__Source data__
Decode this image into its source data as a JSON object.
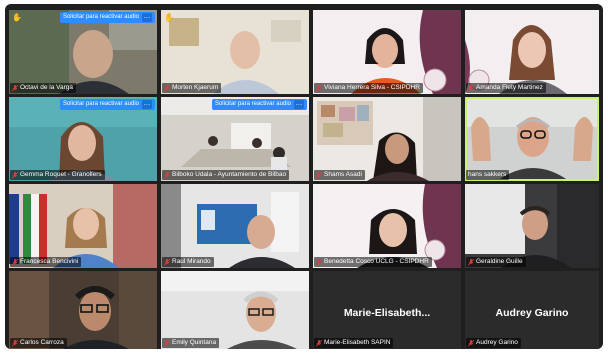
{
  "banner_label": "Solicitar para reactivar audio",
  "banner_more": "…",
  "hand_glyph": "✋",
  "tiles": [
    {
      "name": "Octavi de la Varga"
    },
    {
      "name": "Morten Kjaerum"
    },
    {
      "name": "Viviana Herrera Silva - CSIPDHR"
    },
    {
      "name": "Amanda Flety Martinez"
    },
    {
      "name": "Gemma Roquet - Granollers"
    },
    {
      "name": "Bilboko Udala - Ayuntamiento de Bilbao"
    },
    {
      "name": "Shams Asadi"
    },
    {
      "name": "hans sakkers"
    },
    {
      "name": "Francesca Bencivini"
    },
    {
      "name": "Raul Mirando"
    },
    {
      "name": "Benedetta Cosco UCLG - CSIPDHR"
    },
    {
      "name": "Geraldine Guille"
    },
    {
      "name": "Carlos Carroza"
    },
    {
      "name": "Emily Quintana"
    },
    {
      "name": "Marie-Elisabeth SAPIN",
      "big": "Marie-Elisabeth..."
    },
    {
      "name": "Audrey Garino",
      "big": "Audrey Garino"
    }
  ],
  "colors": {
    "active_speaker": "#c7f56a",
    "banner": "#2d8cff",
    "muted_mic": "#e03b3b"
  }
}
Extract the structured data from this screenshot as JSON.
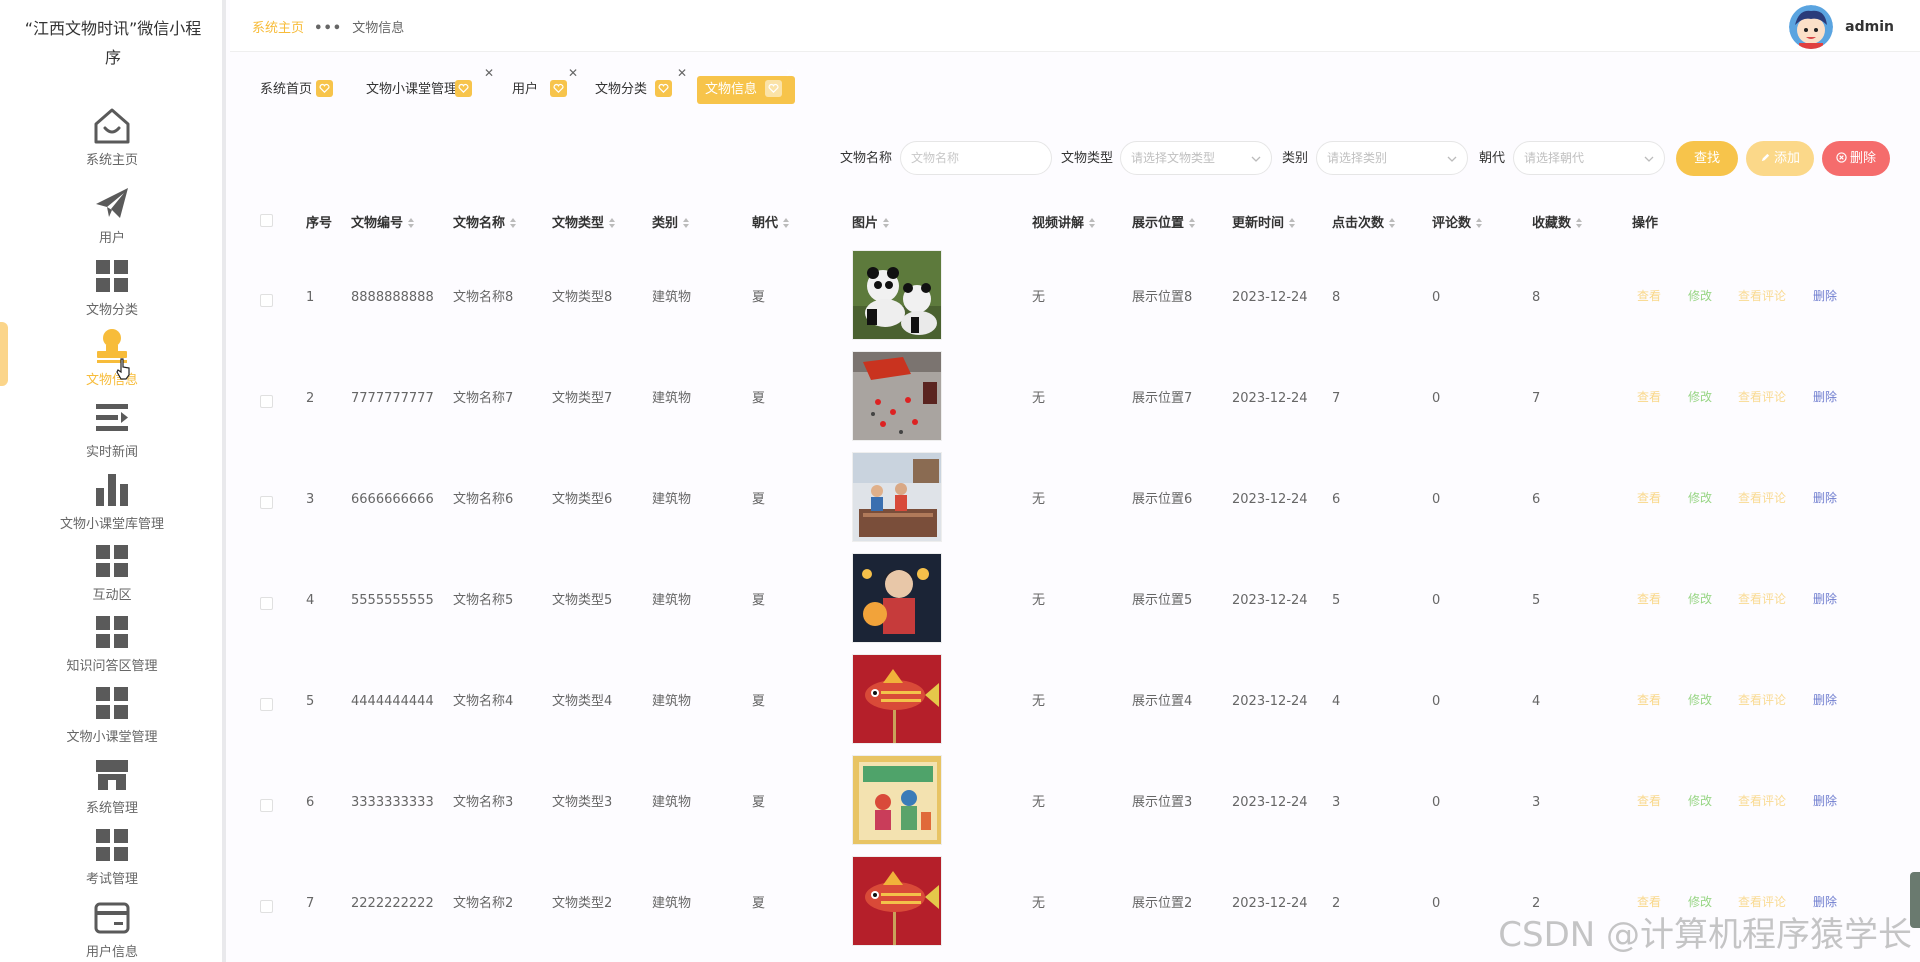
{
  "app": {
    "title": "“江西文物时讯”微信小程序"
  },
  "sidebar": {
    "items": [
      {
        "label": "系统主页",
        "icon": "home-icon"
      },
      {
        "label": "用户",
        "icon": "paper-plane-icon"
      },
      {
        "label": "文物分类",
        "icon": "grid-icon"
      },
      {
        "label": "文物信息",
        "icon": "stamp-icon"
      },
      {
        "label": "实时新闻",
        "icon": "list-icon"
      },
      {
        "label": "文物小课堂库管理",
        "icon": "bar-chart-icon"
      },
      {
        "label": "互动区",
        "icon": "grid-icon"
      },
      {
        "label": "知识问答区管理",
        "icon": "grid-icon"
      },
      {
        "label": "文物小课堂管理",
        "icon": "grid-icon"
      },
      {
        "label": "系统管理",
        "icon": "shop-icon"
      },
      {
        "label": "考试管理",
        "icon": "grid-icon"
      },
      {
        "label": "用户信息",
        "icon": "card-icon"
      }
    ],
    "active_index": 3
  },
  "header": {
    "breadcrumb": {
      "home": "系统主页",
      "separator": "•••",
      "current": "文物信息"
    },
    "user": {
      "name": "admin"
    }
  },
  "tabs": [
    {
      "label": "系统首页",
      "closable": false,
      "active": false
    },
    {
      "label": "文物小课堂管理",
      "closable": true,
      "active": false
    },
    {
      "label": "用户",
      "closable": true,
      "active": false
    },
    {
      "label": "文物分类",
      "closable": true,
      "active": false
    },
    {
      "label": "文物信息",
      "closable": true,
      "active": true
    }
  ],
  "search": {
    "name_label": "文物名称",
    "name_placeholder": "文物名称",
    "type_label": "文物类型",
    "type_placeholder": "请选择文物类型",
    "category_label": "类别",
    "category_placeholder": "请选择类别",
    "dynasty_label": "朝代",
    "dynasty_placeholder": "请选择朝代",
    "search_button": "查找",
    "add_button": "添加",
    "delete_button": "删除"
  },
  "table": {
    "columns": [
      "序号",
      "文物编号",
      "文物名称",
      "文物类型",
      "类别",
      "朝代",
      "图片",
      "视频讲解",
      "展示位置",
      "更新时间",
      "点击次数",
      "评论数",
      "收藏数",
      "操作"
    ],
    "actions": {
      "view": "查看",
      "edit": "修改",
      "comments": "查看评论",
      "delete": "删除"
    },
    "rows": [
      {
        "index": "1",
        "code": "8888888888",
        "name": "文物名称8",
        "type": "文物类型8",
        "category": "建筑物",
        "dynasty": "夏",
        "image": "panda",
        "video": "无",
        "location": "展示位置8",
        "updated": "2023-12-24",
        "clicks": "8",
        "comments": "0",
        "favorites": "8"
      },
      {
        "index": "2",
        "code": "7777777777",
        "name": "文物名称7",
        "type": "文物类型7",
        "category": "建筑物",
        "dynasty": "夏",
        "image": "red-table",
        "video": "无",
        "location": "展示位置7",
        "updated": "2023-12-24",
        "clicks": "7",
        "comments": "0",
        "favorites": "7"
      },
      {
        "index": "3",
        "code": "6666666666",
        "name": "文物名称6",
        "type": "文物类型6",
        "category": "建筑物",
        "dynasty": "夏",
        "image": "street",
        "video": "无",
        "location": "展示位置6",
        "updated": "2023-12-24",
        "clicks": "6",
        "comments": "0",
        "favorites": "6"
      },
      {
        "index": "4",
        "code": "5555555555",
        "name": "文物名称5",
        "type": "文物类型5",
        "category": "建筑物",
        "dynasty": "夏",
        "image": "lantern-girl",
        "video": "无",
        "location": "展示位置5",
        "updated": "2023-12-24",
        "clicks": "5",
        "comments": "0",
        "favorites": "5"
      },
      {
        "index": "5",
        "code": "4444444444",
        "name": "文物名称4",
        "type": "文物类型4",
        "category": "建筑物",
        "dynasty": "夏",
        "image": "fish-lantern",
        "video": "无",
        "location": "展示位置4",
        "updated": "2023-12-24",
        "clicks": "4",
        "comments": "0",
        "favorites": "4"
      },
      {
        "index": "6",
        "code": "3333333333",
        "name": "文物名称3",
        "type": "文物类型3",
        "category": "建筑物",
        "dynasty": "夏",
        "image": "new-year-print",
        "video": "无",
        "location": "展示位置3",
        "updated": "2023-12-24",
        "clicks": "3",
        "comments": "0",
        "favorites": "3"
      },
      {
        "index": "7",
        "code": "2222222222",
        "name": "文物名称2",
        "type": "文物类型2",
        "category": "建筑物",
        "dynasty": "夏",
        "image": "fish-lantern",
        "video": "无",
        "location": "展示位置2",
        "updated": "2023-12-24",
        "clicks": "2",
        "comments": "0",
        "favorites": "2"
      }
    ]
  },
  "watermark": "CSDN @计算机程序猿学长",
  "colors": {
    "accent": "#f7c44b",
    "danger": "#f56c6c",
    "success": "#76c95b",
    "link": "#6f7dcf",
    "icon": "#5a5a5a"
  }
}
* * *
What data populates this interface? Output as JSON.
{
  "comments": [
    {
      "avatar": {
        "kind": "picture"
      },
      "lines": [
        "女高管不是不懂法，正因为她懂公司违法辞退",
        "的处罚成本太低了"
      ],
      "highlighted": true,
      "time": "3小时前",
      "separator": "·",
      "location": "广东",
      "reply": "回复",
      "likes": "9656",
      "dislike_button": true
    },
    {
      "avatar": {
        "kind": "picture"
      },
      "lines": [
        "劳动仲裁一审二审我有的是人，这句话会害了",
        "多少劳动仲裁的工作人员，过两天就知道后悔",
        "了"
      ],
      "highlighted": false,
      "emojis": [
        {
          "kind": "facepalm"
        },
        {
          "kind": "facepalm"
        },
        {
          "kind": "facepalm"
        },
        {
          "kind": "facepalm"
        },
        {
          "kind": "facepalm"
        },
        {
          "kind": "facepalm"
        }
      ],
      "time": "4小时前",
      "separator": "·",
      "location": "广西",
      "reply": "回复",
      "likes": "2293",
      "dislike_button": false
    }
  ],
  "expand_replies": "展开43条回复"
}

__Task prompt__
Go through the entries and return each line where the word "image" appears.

__Response to the task__
Decode this image into its source data as a JSON object.
        "image": "panda",
        "image": "red-table",
        "image": "street",
        "image": "lantern-girl",
        "image": "fish-lantern",
        "image": "new-year-print",
        "image": "fish-lantern",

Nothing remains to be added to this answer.